### MATERIAL TO PROCESS

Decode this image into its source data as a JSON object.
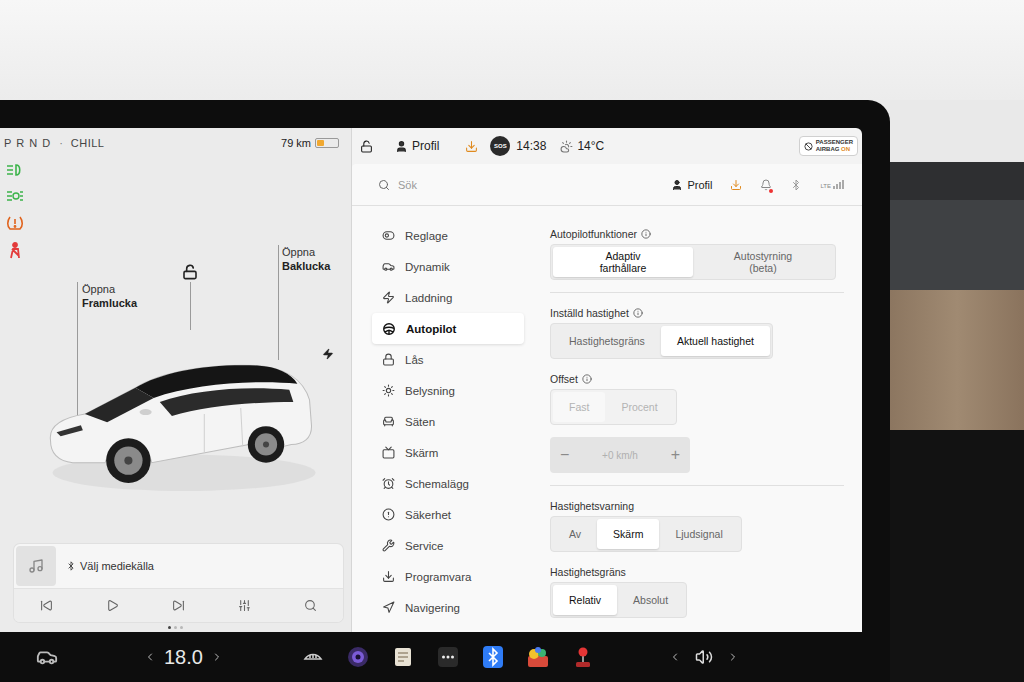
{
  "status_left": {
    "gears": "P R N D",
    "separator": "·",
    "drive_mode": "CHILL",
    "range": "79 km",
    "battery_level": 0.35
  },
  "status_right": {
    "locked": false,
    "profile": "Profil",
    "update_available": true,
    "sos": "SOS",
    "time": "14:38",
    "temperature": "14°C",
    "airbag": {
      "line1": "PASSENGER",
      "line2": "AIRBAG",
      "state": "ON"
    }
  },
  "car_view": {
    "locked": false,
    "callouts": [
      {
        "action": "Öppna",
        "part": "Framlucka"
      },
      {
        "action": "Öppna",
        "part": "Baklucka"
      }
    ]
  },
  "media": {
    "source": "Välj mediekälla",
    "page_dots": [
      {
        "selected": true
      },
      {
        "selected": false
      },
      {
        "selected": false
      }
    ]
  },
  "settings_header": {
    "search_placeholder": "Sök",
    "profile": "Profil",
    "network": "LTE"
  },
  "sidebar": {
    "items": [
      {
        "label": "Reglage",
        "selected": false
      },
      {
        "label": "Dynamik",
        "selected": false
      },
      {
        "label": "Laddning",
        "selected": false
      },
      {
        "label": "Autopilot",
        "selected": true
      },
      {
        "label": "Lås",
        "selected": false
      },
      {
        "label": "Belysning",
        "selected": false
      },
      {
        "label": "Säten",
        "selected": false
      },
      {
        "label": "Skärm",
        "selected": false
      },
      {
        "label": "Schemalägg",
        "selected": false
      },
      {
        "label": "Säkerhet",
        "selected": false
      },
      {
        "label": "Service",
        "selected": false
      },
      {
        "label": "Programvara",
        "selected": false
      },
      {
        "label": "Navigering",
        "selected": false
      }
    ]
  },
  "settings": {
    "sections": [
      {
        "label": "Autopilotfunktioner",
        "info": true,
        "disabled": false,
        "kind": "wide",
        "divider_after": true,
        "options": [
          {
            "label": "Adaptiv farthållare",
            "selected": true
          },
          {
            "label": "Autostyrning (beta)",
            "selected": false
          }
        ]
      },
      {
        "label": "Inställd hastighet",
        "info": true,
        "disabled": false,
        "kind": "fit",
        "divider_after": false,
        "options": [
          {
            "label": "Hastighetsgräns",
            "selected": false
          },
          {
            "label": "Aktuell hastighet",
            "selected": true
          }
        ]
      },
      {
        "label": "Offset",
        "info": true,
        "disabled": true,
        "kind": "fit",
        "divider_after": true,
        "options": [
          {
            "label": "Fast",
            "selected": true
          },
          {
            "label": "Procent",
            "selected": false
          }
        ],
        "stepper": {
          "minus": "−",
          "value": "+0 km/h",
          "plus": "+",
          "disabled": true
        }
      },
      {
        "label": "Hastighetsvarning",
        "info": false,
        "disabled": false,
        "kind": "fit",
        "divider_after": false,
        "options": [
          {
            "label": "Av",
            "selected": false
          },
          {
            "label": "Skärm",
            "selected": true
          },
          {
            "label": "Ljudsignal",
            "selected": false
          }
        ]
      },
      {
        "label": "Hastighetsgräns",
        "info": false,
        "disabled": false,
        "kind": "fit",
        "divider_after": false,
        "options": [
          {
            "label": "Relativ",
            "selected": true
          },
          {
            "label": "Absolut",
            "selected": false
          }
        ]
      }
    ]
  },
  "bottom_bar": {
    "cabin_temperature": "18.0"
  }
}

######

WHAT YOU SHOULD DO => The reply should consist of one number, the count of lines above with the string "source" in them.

RESPONSE TO THE TASK => 2